Assigned task:
Give back all of the data exactly as it stands, with the pictures removed.

[Opening Excerpted data section]

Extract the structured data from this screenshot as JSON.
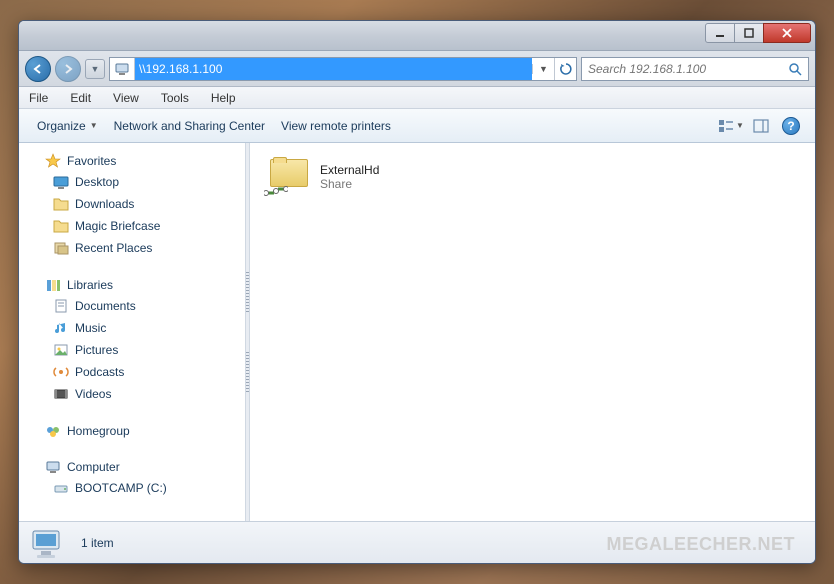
{
  "titlebar": {
    "min_tip": "Minimize",
    "max_tip": "Maximize",
    "close_tip": "Close"
  },
  "address": {
    "path": "\\\\192.168.1.100",
    "search_placeholder": "Search 192.168.1.100"
  },
  "menubar": {
    "file": "File",
    "edit": "Edit",
    "view": "View",
    "tools": "Tools",
    "help": "Help"
  },
  "cmdbar": {
    "organize": "Organize",
    "network_center": "Network and Sharing Center",
    "remote_printers": "View remote printers"
  },
  "sidebar": {
    "favorites": {
      "label": "Favorites",
      "items": [
        {
          "label": "Desktop"
        },
        {
          "label": "Downloads"
        },
        {
          "label": "Magic Briefcase"
        },
        {
          "label": "Recent Places"
        }
      ]
    },
    "libraries": {
      "label": "Libraries",
      "items": [
        {
          "label": "Documents"
        },
        {
          "label": "Music"
        },
        {
          "label": "Pictures"
        },
        {
          "label": "Podcasts"
        },
        {
          "label": "Videos"
        }
      ]
    },
    "homegroup": {
      "label": "Homegroup"
    },
    "computer": {
      "label": "Computer",
      "items": [
        {
          "label": "BOOTCAMP (C:)"
        }
      ]
    }
  },
  "main": {
    "items": [
      {
        "name": "ExternalHd",
        "type": "Share"
      }
    ]
  },
  "statusbar": {
    "count_text": "1 item"
  },
  "watermark": "MEGALEECHER.NET"
}
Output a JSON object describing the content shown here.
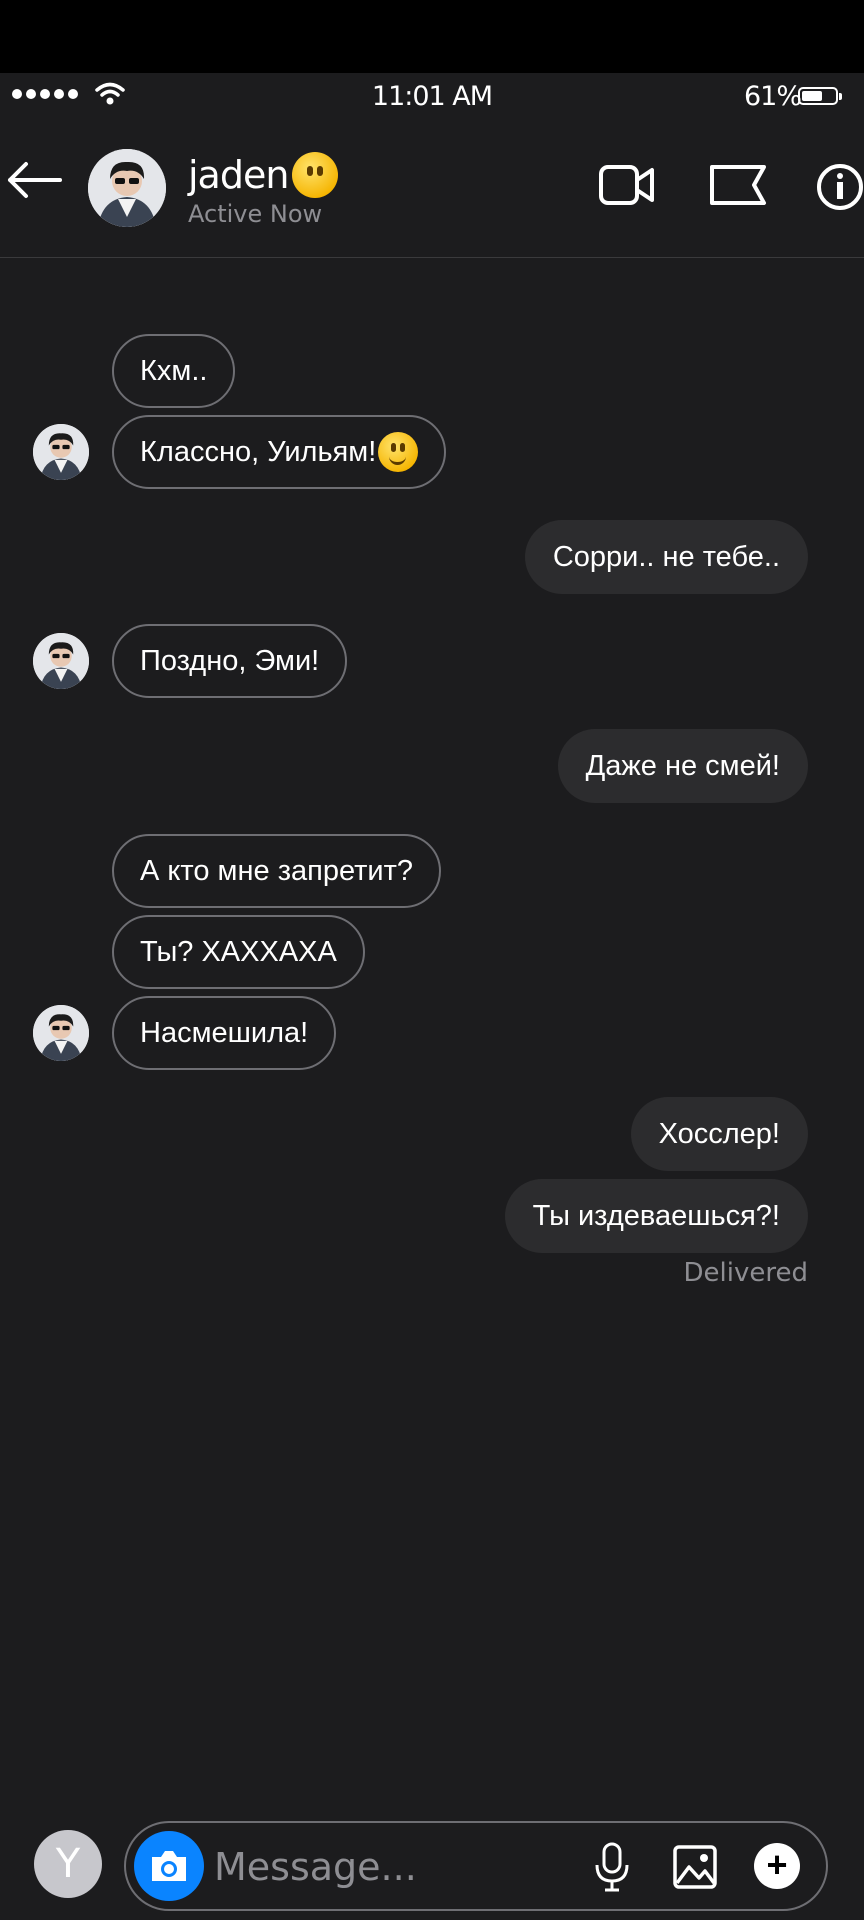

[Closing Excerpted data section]

Response to this exercise:
Extract the structured data from this screenshot as JSON.
{
  "titlebar": {
    "min_tip": "Minimize",
    "max_tip": "Maximize",
    "close_tip": "Close"
  },
  "address": {
    "path": "\\\\192.168.1.100",
    "search_placeholder": "Search 192.168.1.100"
  },
  "menubar": {
    "file": "File",
    "edit": "Edit",
    "view": "View",
    "tools": "Tools",
    "help": "Help"
  },
  "cmdbar": {
    "organize": "Organize",
    "network_center": "Network and Sharing Center",
    "remote_printers": "View remote printers"
  },
  "sidebar": {
    "favorites": {
      "label": "Favorites",
      "items": [
        {
          "label": "Desktop"
        },
        {
          "label": "Downloads"
        },
        {
          "label": "Magic Briefcase"
        },
        {
          "label": "Recent Places"
        }
      ]
    },
    "libraries": {
      "label": "Libraries",
      "items": [
        {
          "label": "Documents"
        },
        {
          "label": "Music"
        },
        {
          "label": "Pictures"
        },
        {
          "label": "Podcasts"
        },
        {
          "label": "Videos"
        }
      ]
    },
    "homegroup": {
      "label": "Homegroup"
    },
    "computer": {
      "label": "Computer",
      "items": [
        {
          "label": "BOOTCAMP (C:)"
        }
      ]
    }
  },
  "main": {
    "items": [
      {
        "name": "ExternalHd",
        "type": "Share"
      }
    ]
  },
  "statusbar": {
    "count_text": "1 item"
  },
  "watermark": "MEGALEECHER.NET"
}
Output a JSON object describing the content shown here.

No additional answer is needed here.